So the ad is an outright lie, but that isn’t the point. The point is to play on white working-class resentment of the lazy, unproductive (black) moochers who are living high at the expense of hardworking Americans. Those resentments, racial and economic, are closer to the surface in bad economic times, and let’s face it–the people who harbor them are much more likely to believe the charge that a black President is enabling “those people.”
Resentments don’t respect facts, unfortunately. Most welfare recipients are white, and a majority are children. Another large subset are disabled. Of recipients who are working age, most work–and most of those work 40 hours a week. They simply work at jobs that don’t pay a living wage.

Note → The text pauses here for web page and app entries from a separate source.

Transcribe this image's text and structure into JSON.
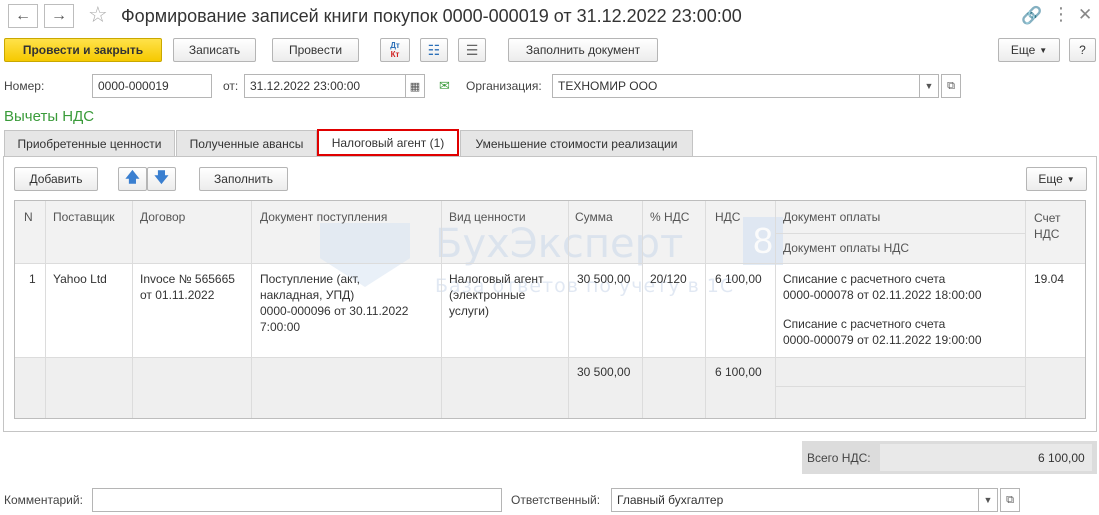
{
  "window": {
    "title": "Формирование записей книги покупок 0000-000019 от 31.12.2022 23:00:00"
  },
  "toolbar": {
    "post_close_label": "Провести и закрыть",
    "save_label": "Записать",
    "post_label": "Провести",
    "dt_label": "Дт",
    "kt_label": "Кт",
    "fill_doc_label": "Заполнить документ",
    "more_label": "Еще",
    "help_label": "?"
  },
  "header": {
    "number_label": "Номер:",
    "number_value": "0000-000019",
    "date_label": "от:",
    "date_value": "31.12.2022 23:00:00",
    "org_label": "Организация:",
    "org_value": "ТЕХНОМИР ООО"
  },
  "section_title": "Вычеты НДС",
  "tabs": [
    {
      "label": "Приобретенные ценности"
    },
    {
      "label": "Полученные авансы"
    },
    {
      "label": "Налоговый агент (1)"
    },
    {
      "label": "Уменьшение стоимости реализации"
    }
  ],
  "table_toolbar": {
    "add_label": "Добавить",
    "fill_label": "Заполнить",
    "more_label": "Еще"
  },
  "table": {
    "columns": {
      "n": "N",
      "supplier": "Поставщик",
      "contract": "Договор",
      "receipt_doc": "Документ поступления",
      "value_type": "Вид ценности",
      "amount": "Сумма",
      "vat_rate": "% НДС",
      "vat": "НДС",
      "payment_doc": "Документ оплаты",
      "payment_doc_vat": "Документ оплаты НДС",
      "vat_account": "Счет НДС"
    },
    "rows": [
      {
        "n": "1",
        "supplier": "Yahoo Ltd",
        "contract_1": "Invoce № 565665",
        "contract_2": "от 01.11.2022",
        "receipt_1": "Поступление (акт,",
        "receipt_2": "накладная, УПД)",
        "receipt_3": "0000-000096 от 30.11.2022",
        "receipt_4": "7:00:00",
        "value_type_1": "Налоговый агент",
        "value_type_2": "(электронные",
        "value_type_3": "услуги)",
        "amount": "30 500,00",
        "vat_rate": "20/120",
        "vat": "6 100,00",
        "payment_1a": "Списание с расчетного счета",
        "payment_1b": "0000-000078 от 02.11.2022 18:00:00",
        "payment_2a": "Списание с расчетного счета",
        "payment_2b": "0000-000079 от 02.11.2022 19:00:00",
        "vat_account": "19.04"
      }
    ],
    "totals": {
      "amount": "30 500,00",
      "vat": "6 100,00"
    }
  },
  "watermark": {
    "brand": "БухЭксперт",
    "digit": "8",
    "tagline": "База ответов по учету в 1С"
  },
  "summary": {
    "label": "Всего НДС:",
    "value": "6 100,00"
  },
  "footer": {
    "comment_label": "Комментарий:",
    "comment_value": "",
    "responsible_label": "Ответственный:",
    "responsible_value": "Главный бухгалтер"
  },
  "colors": {
    "primary_button": "#f6c900",
    "section_title": "#3a9b3a",
    "active_tab_border": "#e00000",
    "up_down_arrows": "#3a7fd0"
  }
}
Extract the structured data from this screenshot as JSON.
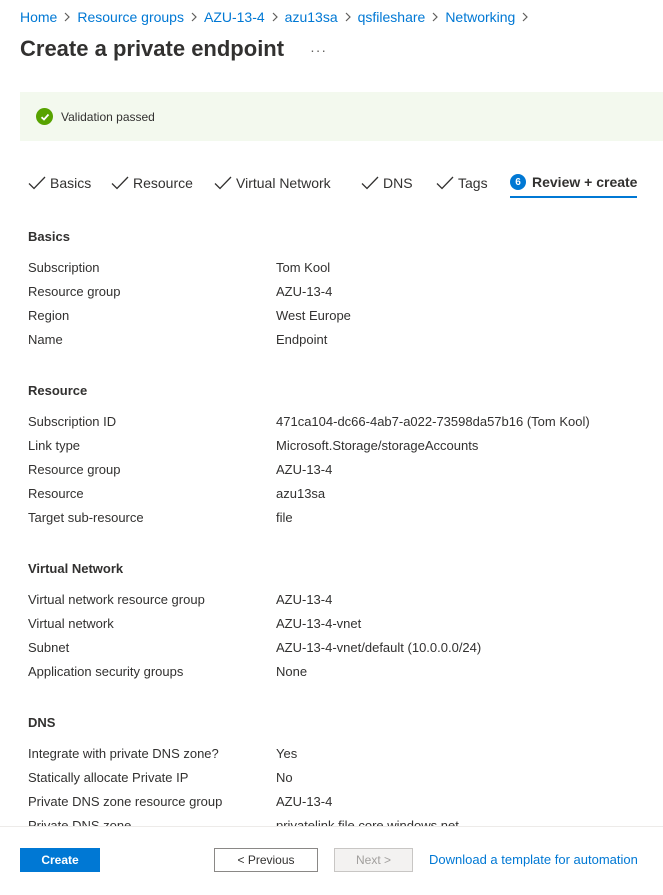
{
  "breadcrumb": {
    "items": [
      "Home",
      "Resource groups",
      "AZU-13-4",
      "azu13sa",
      "qsfileshare",
      "Networking"
    ]
  },
  "header": {
    "title": "Create a private endpoint",
    "more_label": "···"
  },
  "banner": {
    "text": "Validation passed",
    "color": "#57a300"
  },
  "tabs": [
    {
      "label": "Basics",
      "state": "done"
    },
    {
      "label": "Resource",
      "state": "done"
    },
    {
      "label": "Virtual Network",
      "state": "done"
    },
    {
      "label": "DNS",
      "state": "done"
    },
    {
      "label": "Tags",
      "state": "done"
    },
    {
      "label": "Review + create",
      "state": "active",
      "number": "6"
    }
  ],
  "sections": {
    "basics": {
      "title": "Basics",
      "rows": [
        {
          "key": "Subscription",
          "value": "Tom Kool"
        },
        {
          "key": "Resource group",
          "value": "AZU-13-4"
        },
        {
          "key": "Region",
          "value": "West Europe"
        },
        {
          "key": "Name",
          "value": "Endpoint"
        }
      ]
    },
    "resource": {
      "title": "Resource",
      "rows": [
        {
          "key": "Subscription ID",
          "value": "471ca104-dc66-4ab7-a022-73598da57b16 (Tom Kool)"
        },
        {
          "key": "Link type",
          "value": "Microsoft.Storage/storageAccounts"
        },
        {
          "key": "Resource group",
          "value": "AZU-13-4"
        },
        {
          "key": "Resource",
          "value": "azu13sa"
        },
        {
          "key": "Target sub-resource",
          "value": "file"
        }
      ]
    },
    "vnet": {
      "title": "Virtual Network",
      "rows": [
        {
          "key": "Virtual network resource group",
          "value": "AZU-13-4"
        },
        {
          "key": "Virtual network",
          "value": "AZU-13-4-vnet"
        },
        {
          "key": "Subnet",
          "value": "AZU-13-4-vnet/default (10.0.0.0/24)"
        },
        {
          "key": "Application security groups",
          "value": "None"
        }
      ]
    },
    "dns": {
      "title": "DNS",
      "rows": [
        {
          "key": "Integrate with private DNS zone?",
          "value": "Yes"
        },
        {
          "key": "Statically allocate Private IP",
          "value": "No"
        },
        {
          "key": "Private DNS zone resource group",
          "value": "AZU-13-4"
        },
        {
          "key": "Private DNS zone",
          "value": "privatelink.file.core.windows.net"
        }
      ]
    }
  },
  "footer": {
    "create_label": "Create",
    "previous_label": "< Previous",
    "next_label": "Next >",
    "download_label": "Download a template for automation"
  },
  "colors": {
    "accent": "#0078d4",
    "success": "#57a300",
    "banner_bg": "#f3f9ee"
  }
}
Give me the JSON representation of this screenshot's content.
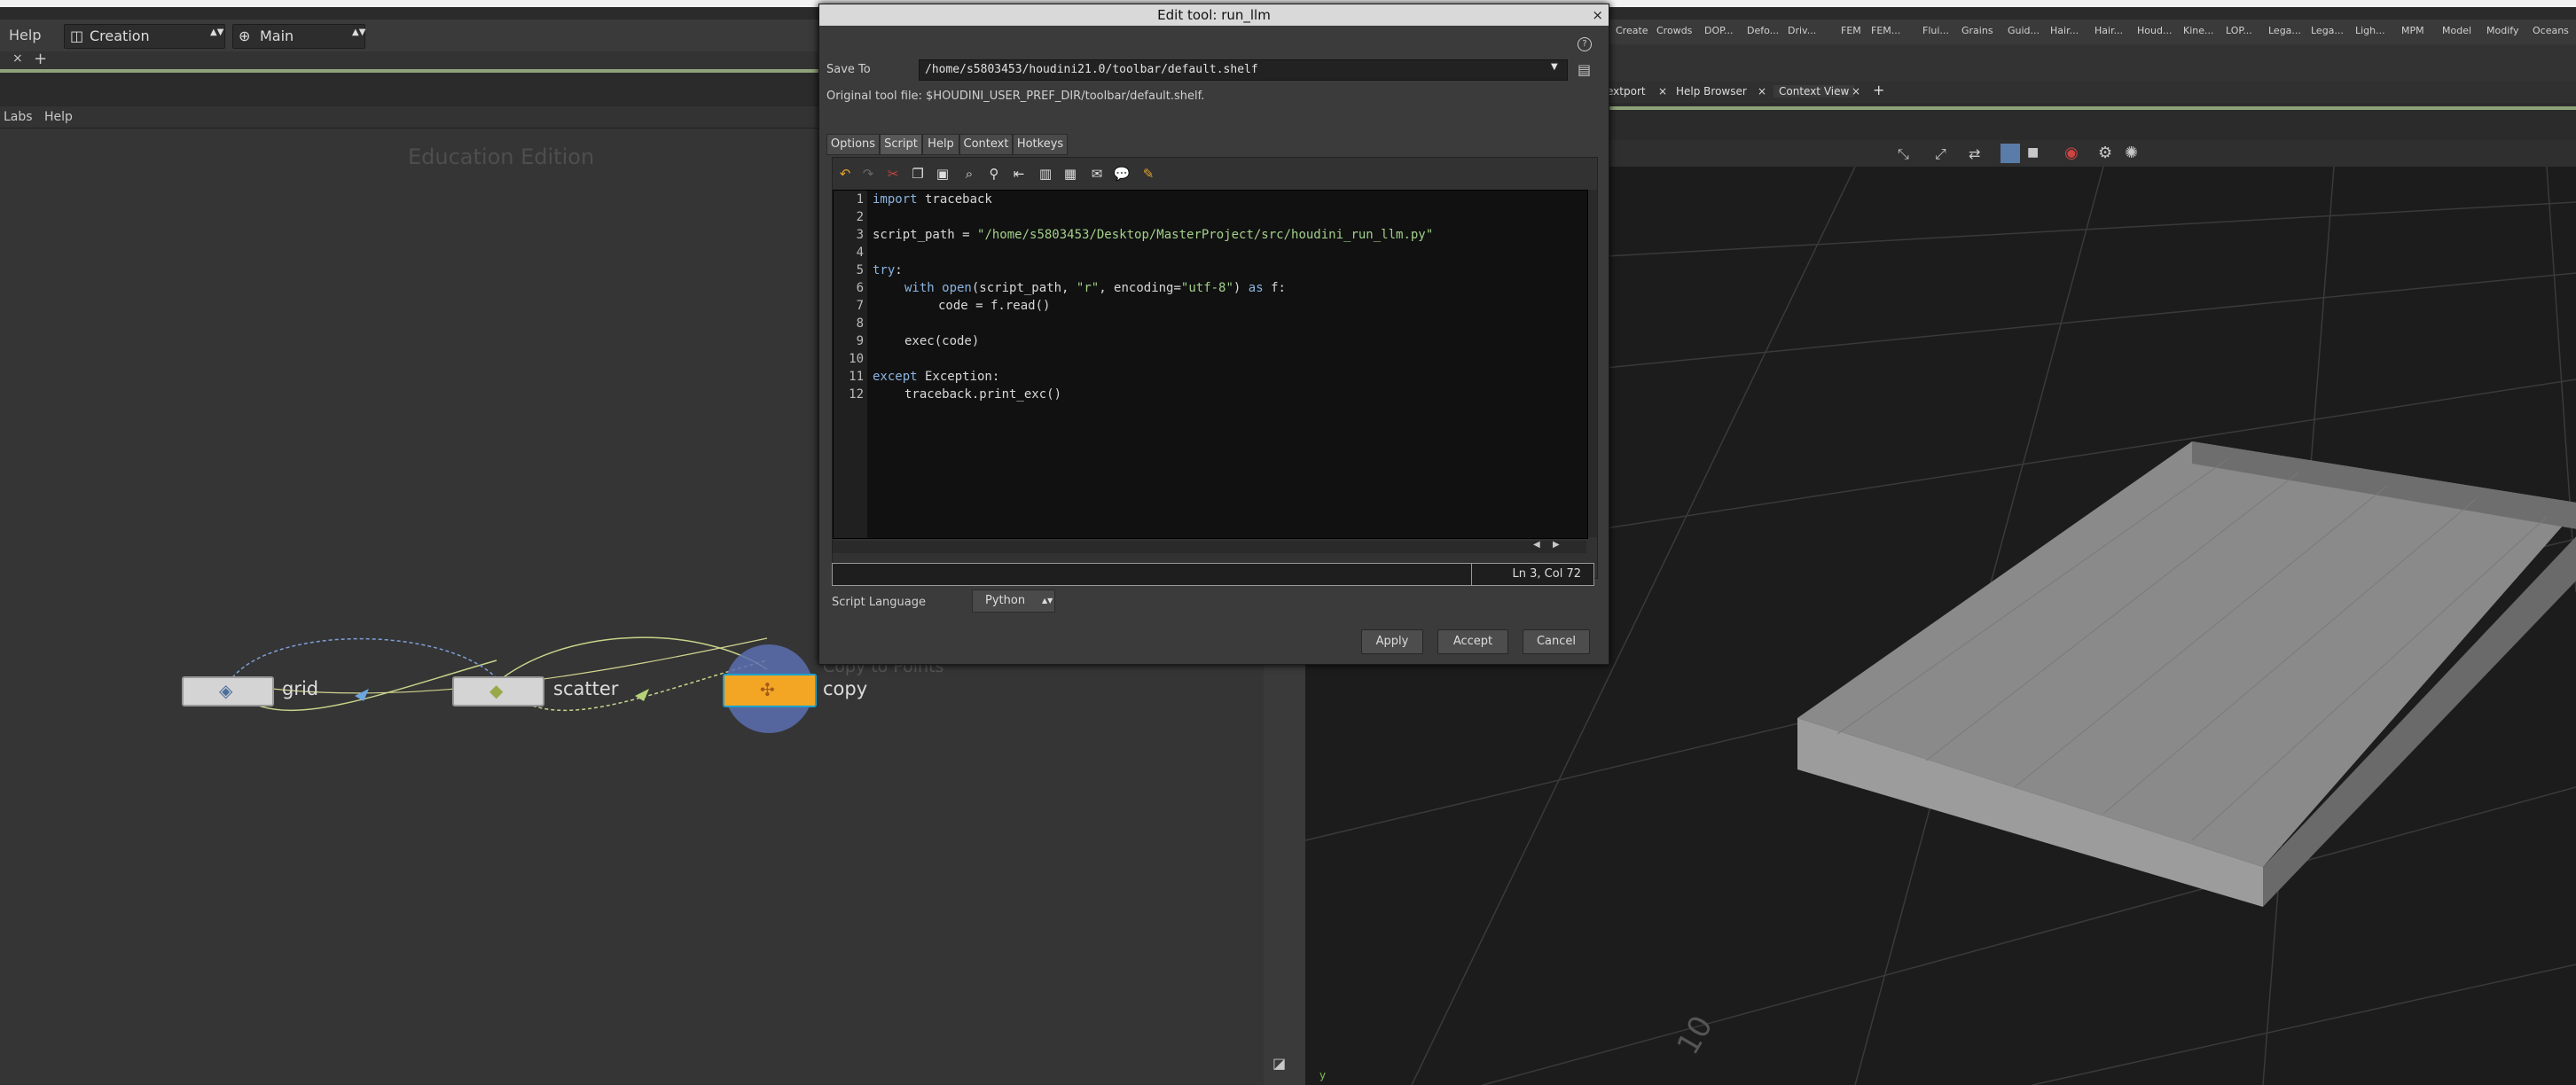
{
  "left_panel": {
    "menu_help": "Help",
    "desktop": "Creation",
    "context": "Main",
    "net_menu": [
      "Labs",
      "Help"
    ],
    "watermark": "Education Edition"
  },
  "network": {
    "nodes": [
      {
        "name": "grid",
        "label": "grid"
      },
      {
        "name": "scatter",
        "label": "scatter"
      },
      {
        "name": "copy",
        "label": "copy",
        "subtitle": "Copy to Points"
      }
    ]
  },
  "shelf_tabs": [
    "Create",
    "Crowds",
    "DOP...",
    "Defo...",
    "Driv...",
    "FEM",
    "FEM...",
    "Flui...",
    "Grains",
    "Guid...",
    "Hair...",
    "Hair...",
    "Houd...",
    "Kine...",
    "LOP...",
    "Lega...",
    "Lega...",
    "Ligh...",
    "MPM",
    "Model",
    "Modify",
    "Oceans"
  ],
  "pane_tabs": [
    "extport",
    "Help Browser",
    "Context View"
  ],
  "viewport": {
    "grid_label": "10",
    "axis_label": "y"
  },
  "dialog": {
    "title": "Edit tool: run_llm",
    "close": "×",
    "help_icon": "?",
    "save_to_label": "Save To",
    "save_to_value": "/home/s5803453/houdini21.0/toolbar/default.shelf",
    "original_file": "Original tool file: $HOUDINI_USER_PREF_DIR/toolbar/default.shelf.",
    "tabs": [
      "Options",
      "Script",
      "Help",
      "Context",
      "Hotkeys"
    ],
    "active_tab": "Script",
    "line_numbers": [
      "1",
      "2",
      "3",
      "4",
      "5",
      "6",
      "7",
      "8",
      "9",
      "10",
      "11",
      "12"
    ],
    "cursor_pos": "Ln 3, Col 72",
    "script_language_label": "Script Language",
    "script_language_value": "Python",
    "buttons": {
      "apply": "Apply",
      "accept": "Accept",
      "cancel": "Cancel"
    },
    "code": {
      "l1_kw": "import",
      "l1_rest": " traceback",
      "l3_a": "script_path = ",
      "l3_str": "\"/home/s5803453/Desktop/MasterProject/src/houdini_run_llm.py\"",
      "l5_kw": "try",
      "l5_rest": ":",
      "l6_kw": "with",
      "l6_fn": " open",
      "l6_a": "(script_path, ",
      "l6_s1": "\"r\"",
      "l6_b": ", encoding=",
      "l6_s2": "\"utf-8\"",
      "l6_c": ") ",
      "l6_kw2": "as",
      "l6_d": " f:",
      "l7": "code = f.read()",
      "l9": "exec(code)",
      "l11_kw": "except",
      "l11_rest": " Exception:",
      "l12": "traceback.print_exc()"
    }
  }
}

My biggest gripe with the folks who get bent out of shape about welfare, though, is different. It’s their definition and lack of consistency.
By far the largest recipients of welfare are corporations–the special interests whose lobbyists have successfully argued for favorable tax breaks and lucrative subsidies. Huge and highly profitable corporations like GE pay virtually no taxes. Obscenely profitable oil companies like Exxon continue to receive immense subsidies. (As E.J. Dionne wryly noted a few months back, evidently giving money to the rich gives them an incentive to produce, but giving money to the poor makes them dependent.)
We’ve only seen one year of tax returns from Mitt Romney, but in that one year, he took advantage of tax preferences–aka corporate welfare–that reduced his effective rate to 13%.
We have heard very little from Mitt Romney about his policy proposals. We are told we have no business seeing his tax returns. All we know is that he wants to be President so badly that he is willing to say or do anything–including flat-out lying and appeals to social and racial resentments.
References to Welfare Queens worked for Ronald Reagan, but Reagan had other things going for him. I do not think they will work for Mitt Romney.